Gorgonzola is a very ancient cheese. Some say Gorgonzola was first produced in the town of Gorgonzola, near Milan, in the year 879 AD; some other say that it was first produced in Pasturo in the province of Lecco, a great cheese-making area for centuries due to the presence of excellent natural caves where the average temperature is constantly between 6°C and 12°C.
In any case, the town of Gorgonzola remained the most famous place, although it was not the main production or trade centre for various centuries.
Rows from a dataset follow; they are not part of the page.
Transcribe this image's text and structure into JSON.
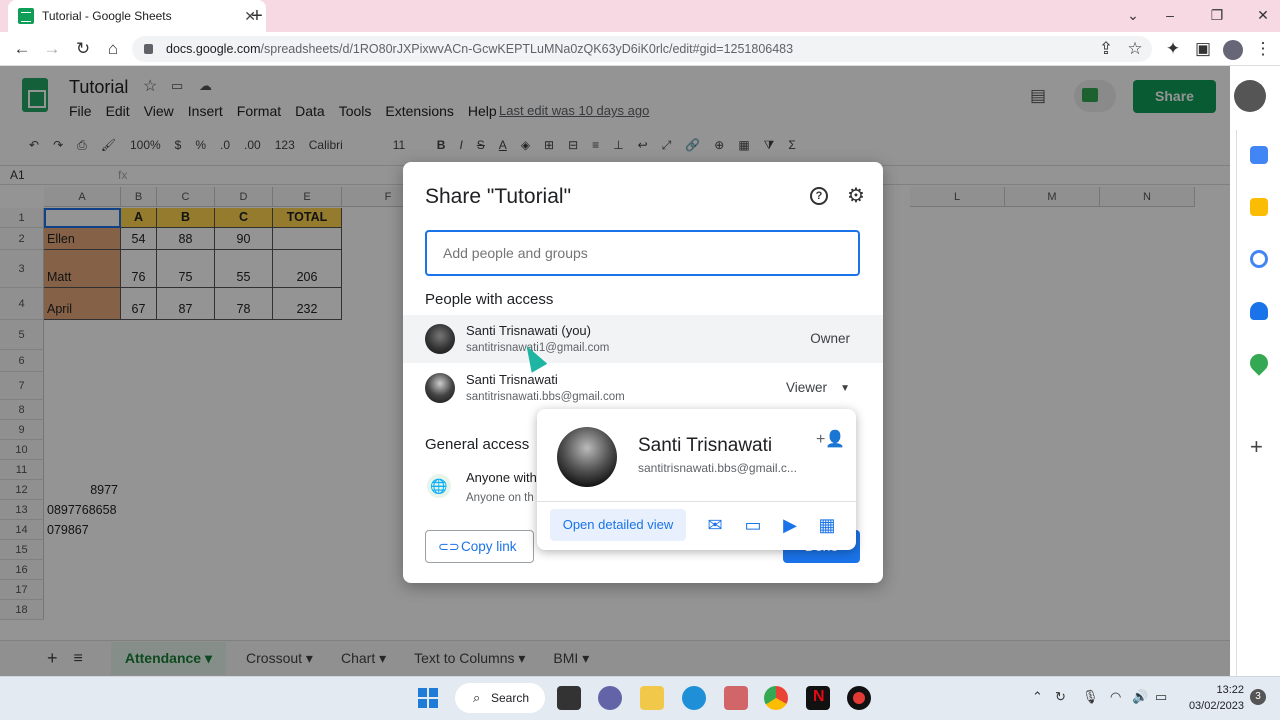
{
  "browser": {
    "tab_title": "Tutorial - Google Sheets",
    "tab_close": "✕",
    "new_tab": "+",
    "url_host": "docs.google.com",
    "url_path": "/spreadsheets/d/1RO80rJXPixwvACn-GcwKEPTLuMNa0zQK63yD6iK0rlc/edit#gid=1251806483"
  },
  "sheets": {
    "doc_title": "Tutorial",
    "menus": [
      "File",
      "Edit",
      "View",
      "Insert",
      "Format",
      "Data",
      "Tools",
      "Extensions",
      "Help"
    ],
    "last_edit": "Last edit was 10 days ago",
    "share_label": "Share",
    "toolbar": [
      "100%",
      "$",
      "%",
      ".0",
      ".00",
      "123",
      "Calibri",
      "11",
      "B",
      "I",
      "S",
      "A"
    ],
    "cell_ref": "A1",
    "columns": [
      "A",
      "B",
      "C",
      "D",
      "E",
      "F",
      "L",
      "M",
      "N"
    ],
    "rows": [
      "1",
      "2",
      "3",
      "4",
      "5",
      "6",
      "7",
      "8",
      "9",
      "10",
      "11",
      "12",
      "13",
      "14",
      "15",
      "16",
      "17",
      "18"
    ],
    "table": {
      "headers": [
        "",
        "A",
        "B",
        "C",
        "TOTAL"
      ],
      "data": [
        [
          "Ellen",
          "54",
          "88",
          "90",
          ""
        ],
        [
          "Matt",
          "76",
          "75",
          "55",
          "206"
        ],
        [
          "April",
          "67",
          "87",
          "78",
          "232"
        ]
      ]
    },
    "extra_cells": [
      "8977",
      "0897768658",
      "079867"
    ],
    "sheet_tabs": [
      "Attendance",
      "Crossout",
      "Chart",
      "Text to Columns",
      "BMI"
    ]
  },
  "dialog": {
    "title": "Share \"Tutorial\"",
    "add_placeholder": "Add people and groups",
    "people_heading": "People with access",
    "people": [
      {
        "name": "Santi Trisnawati (you)",
        "email": "santitrisnawati1@gmail.com",
        "role": "Owner"
      },
      {
        "name": "Santi Trisnawati",
        "email": "santitrisnawati.bbs@gmail.com",
        "role": "Viewer"
      }
    ],
    "general_access_heading": "General access",
    "anyone_label": "Anyone with",
    "anyone_sub": "Anyone on th",
    "copy_link": "Copy link",
    "done": "Done"
  },
  "hovercard": {
    "name": "Santi Trisnawati",
    "email": "santitrisnawati.bbs@gmail.c...",
    "open_detail": "Open detailed view"
  },
  "taskbar": {
    "search": "Search",
    "time": "13:22",
    "date": "03/02/2023",
    "notifications": "3"
  },
  "colors": {
    "accent": "#1a73e8",
    "sheets_green": "#0f9d58",
    "header_yellow": "#ffd54f",
    "name_orange": "#e6a87a"
  }
}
In fact, the real Gorgonzola's first name was "stracchino di Gorgonzola", later better defined with the synonym "green stracchino". Since the beginning of the 20th Century, the success of Gorgonzola cheese has been growing, especially abroad: approximately 30% (13,000 tons) is exported. Germany and France are the main consumer countries, absorbing more than 50% of overall export. Switzerland, United Kingdom, The Netherlands, Scandinavian countries, and Spain follow in Europe; then, USA and Canada. Significant signals also come from the Far East and Australia: Japan and China are the countries where Italian cheeses are most successful. In particular, Gorgonzola cheese consumption has grown from a few dozen tons imported until the 1990s to over 400 tons recently.
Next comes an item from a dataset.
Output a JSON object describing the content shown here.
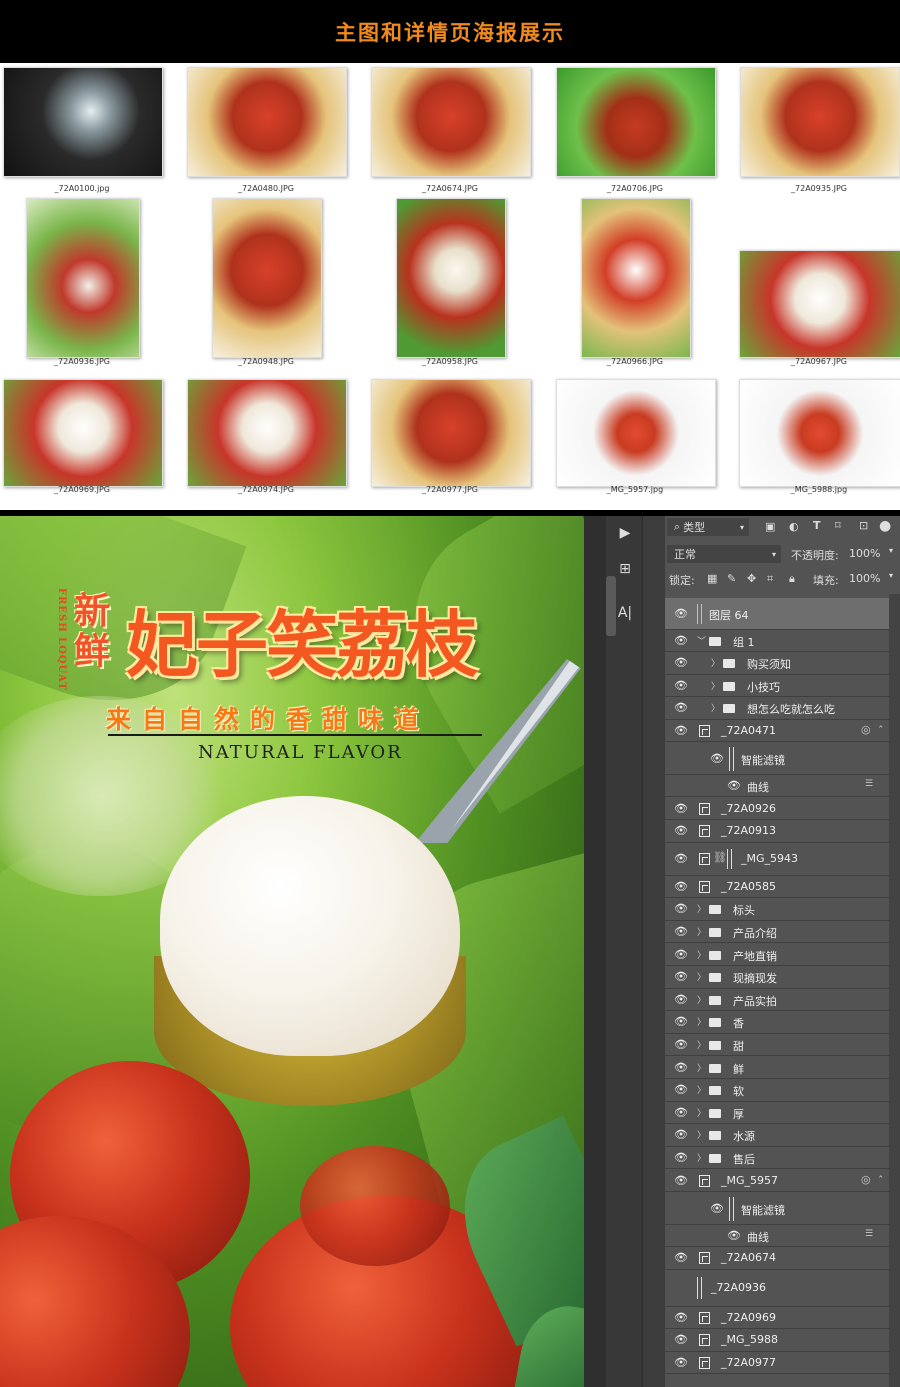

Only with the G
Gorgonzola rounds are marked at the origin on both flat faces. Consumers may recognise the cheese when they buy it by the G brand printed on the aluminium sheet wrapping the cheese, which is exclusively assigned to the producers authorised by the Consortium.
By law and tradition, Gorgonzola cheese production is allowed in only two Italian regions and only the following provinces: Novara, Vercelli, Cuneo, Biella, Verbano Cusio Ossola, and the area of Casale Monferrato for Piedmont region, and Bergamo, Brescia, Como, Cremona, Lecco, Lodi, Milano, Monza, Pavia, and Varese for Lombardy region. Only milk produced in such provinces may be used to produce and grant Gorgonzola cheese a DOP certification.
Gorgonzola cheese is creamy and soft, with a peculiar, typical taste. Soft gorgonzola cheese is slightly spicy; spicy gorgonzola, whose curd is more blue-veined, is thicker and more crumbly.
Extremely rich in minerals and vitamins, Gorgonzola cheese has a significant content in proteins and a moderate fat content compared with other cheeses. As Gorgonzola cheese is "live" food, whose maturation never ends, it is recommended to buy reasonable quantities that can be consumed within a few days. Spicy Gorgonzola can be preserved longer without changing its characteristics, as compared with soft Gorgonzola.
It should be preserved with care to keep pleasant its aromas and tastes, but always in the fridge. Many people do not keep Gorgonzola in the cheese container, as they are afraid that its typical smell may be transferred to other cheese. A simple recommended solution is to remove the crust and wrap Gorgonzola, without its crust, in aluminium or keep it in special taste-saving containers, if it is purchased in these containers; its crust is often the cause of its penetrating and not always pleasant smell.
Before consumption, it is recommended that you keep Gorgonzola at room temperature for at least 30 minutes so that its organoleptic characteristics are enhanced and its maximum tastiness reached.
Gorgonzola cheese is good to prepare both simple and complex recipes, and excellent sauces and tasty creams, adding butter or cream, which are ideal for pasta or rice dishes or tasty potato gnocchi. This is also a way to use gorgonzola when it was left in the fridge for too long and its taste is too strong.